Ka and myself had previously had the idea of entertaining the gathered kids with a couple of games and had brought along a few prizes. The easiest games to organise on the dancefloor, without any chairs or implements, we reckoned, would be musical statues or musical bumps. Both required very little effort on our part and no tools, only music. Unfortunately the musical statues turned out to be a little harder to run that predicted. Upon pressing play on the ipod for Olly Murs to begin his 'Troublemaker' the gathered kids started moving. Unfortunately the kids were either moving very little, in order to freeze easily when the music was halted, or were seasoned musical statue players, jumping about crazy and then expertly freezing in position, baring blinking an eyelid. Since I was in charge of pressing the ipod buttons, Ka was put in place as the judge and she was rubbish. She refused to put any of the kids out. Some of them were quite obviously moving but Ka would shake her head and her hands and shout “keep going, play the music!”
When we eventually whittled the dancers down to two kids we just flung prizes at them both and announced 2 winners. We then got all the kids back up on to the dancefloor for the musical bumps and that proved even more impossible as all the kids collapsed down on to the wooden floor at the exact same time, making it near impossible to pick any losers out. Well, all except Joshua, who kept pushing his luck. After another whole constantly interrupted four minutes of Olly Murs we eventually got two winners and called it a day with the games. The kids were happy enough diving about the dancefloor without our help anyway, and had been beforehand, so we just left them to it and spent the rest of the afternoon catching up with the grown ups.
After more hellos and thanks for coming, people began heading off home from around half past four. Morgan started panicking about the leftover empty pasta bowls and the identity of their owner, Grace insisted on circling the hall with binbags and Dougie done his bit for the bar, collecting the empty glasses up.

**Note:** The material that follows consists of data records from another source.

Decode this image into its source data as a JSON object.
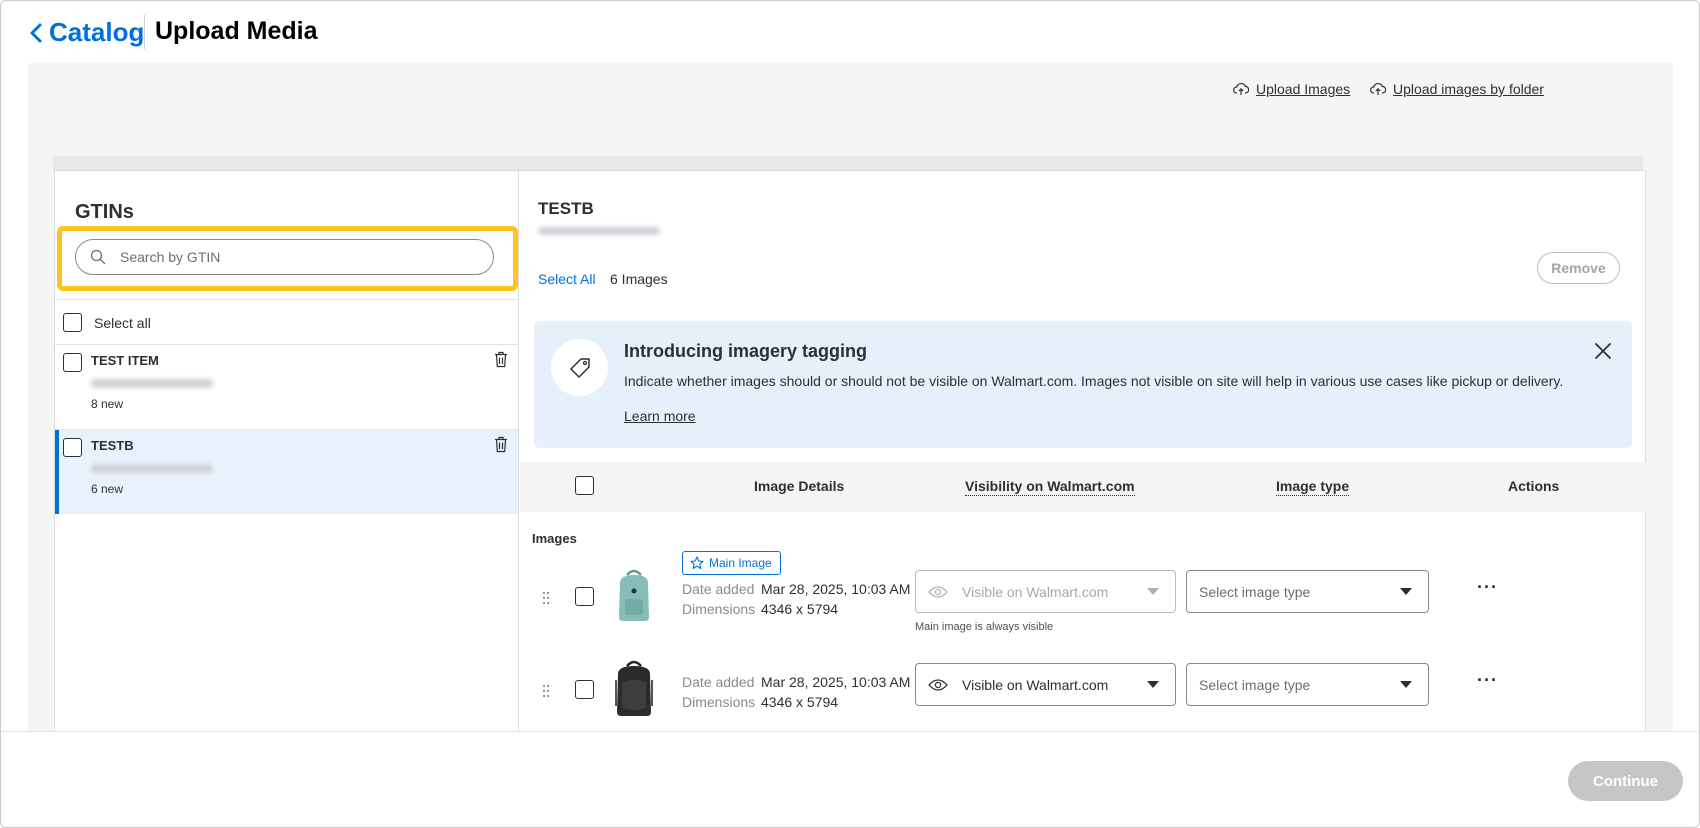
{
  "header": {
    "back_label": "Catalog",
    "title": "Upload Media"
  },
  "toolbar": {
    "upload_images": "Upload Images",
    "upload_by_folder": "Upload images by folder"
  },
  "left_panel": {
    "title": "GTINs",
    "search_placeholder": "Search by GTIN",
    "select_all": "Select all",
    "items": [
      {
        "name": "TEST ITEM",
        "new_count": "8 new",
        "selected": false
      },
      {
        "name": "TESTB",
        "new_count": "6 new",
        "selected": true
      }
    ]
  },
  "detail": {
    "name": "TESTB",
    "select_all": "Select All",
    "image_count": "6 Images",
    "remove_label": "Remove",
    "banner": {
      "title": "Introducing imagery tagging",
      "text": "Indicate whether images should or should not be visible on Walmart.com. Images not visible on site will help in various use cases like pickup or delivery.",
      "learn_more": "Learn more"
    },
    "columns": {
      "details": "Image Details",
      "visibility": "Visibility on Walmart.com",
      "type": "Image type",
      "actions": "Actions"
    },
    "section_label": "Images",
    "rows": [
      {
        "badge": "Main Image",
        "date_label": "Date added",
        "date_value": "Mar 28, 2025, 10:03 AM",
        "dim_label": "Dimensions",
        "dim_value": "4346 x 5794",
        "visibility": "Visible on Walmart.com",
        "visibility_note": "Main image is always visible",
        "type_placeholder": "Select image type",
        "actions": "···"
      },
      {
        "date_label": "Date added",
        "date_value": "Mar 28, 2025, 10:03 AM",
        "dim_label": "Dimensions",
        "dim_value": "4346 x 5794",
        "visibility": "Visible on Walmart.com",
        "type_placeholder": "Select image type",
        "actions": "···"
      }
    ]
  },
  "footer": {
    "continue_label": "Continue"
  },
  "colors": {
    "brand_blue": "#0071dc",
    "highlight": "#ffc220",
    "banner_bg": "#e5f0fa",
    "selected_row_bg": "#e8f2fc"
  }
}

In the end only Sophie, Ka, Mum, Dad, Kenny and Lynsey Ann were left. We packed up Pauline’s pasta bowls, (I reported back to Morgan that we’d found their owner), the remainder of Gale’s fruit loaf, the helium balloons and the enormous pile of presents and jumped in the car for home, Sophie looking out from the innards of her car seat, having fully awoken once more and probably wondering where she was off to now. Ka and myself were not looking forward to getting the little lady home as she had not had the chance to eat properly during the party making it more likely that she’d have a little tantrum come dinner time due to the hunger and tiredness.
As it turned out we were pleasantly surprised. Sophie sat in her feeding chair, with her feet up, giggling and laughing, greeting Mum, Dad and Lynsey with lifted arms, who popped round afterwards with the rest of the balloons and for a quick cuppa. This is another new thing for Sophie. The lifting of the arms. Sitting in her chair she was raising them up and down intermittently, making noises, purring and yapping, eyes whizzing about like that wee crazy Gremlin from The New Batch. This crazy good mood continued throughout bathtime and dinner until I lay her down for bed in her moses basket. It was only at that moment that she let out a whimper of protest.
A minute or so later, she was asleep. We weren’t far behind her.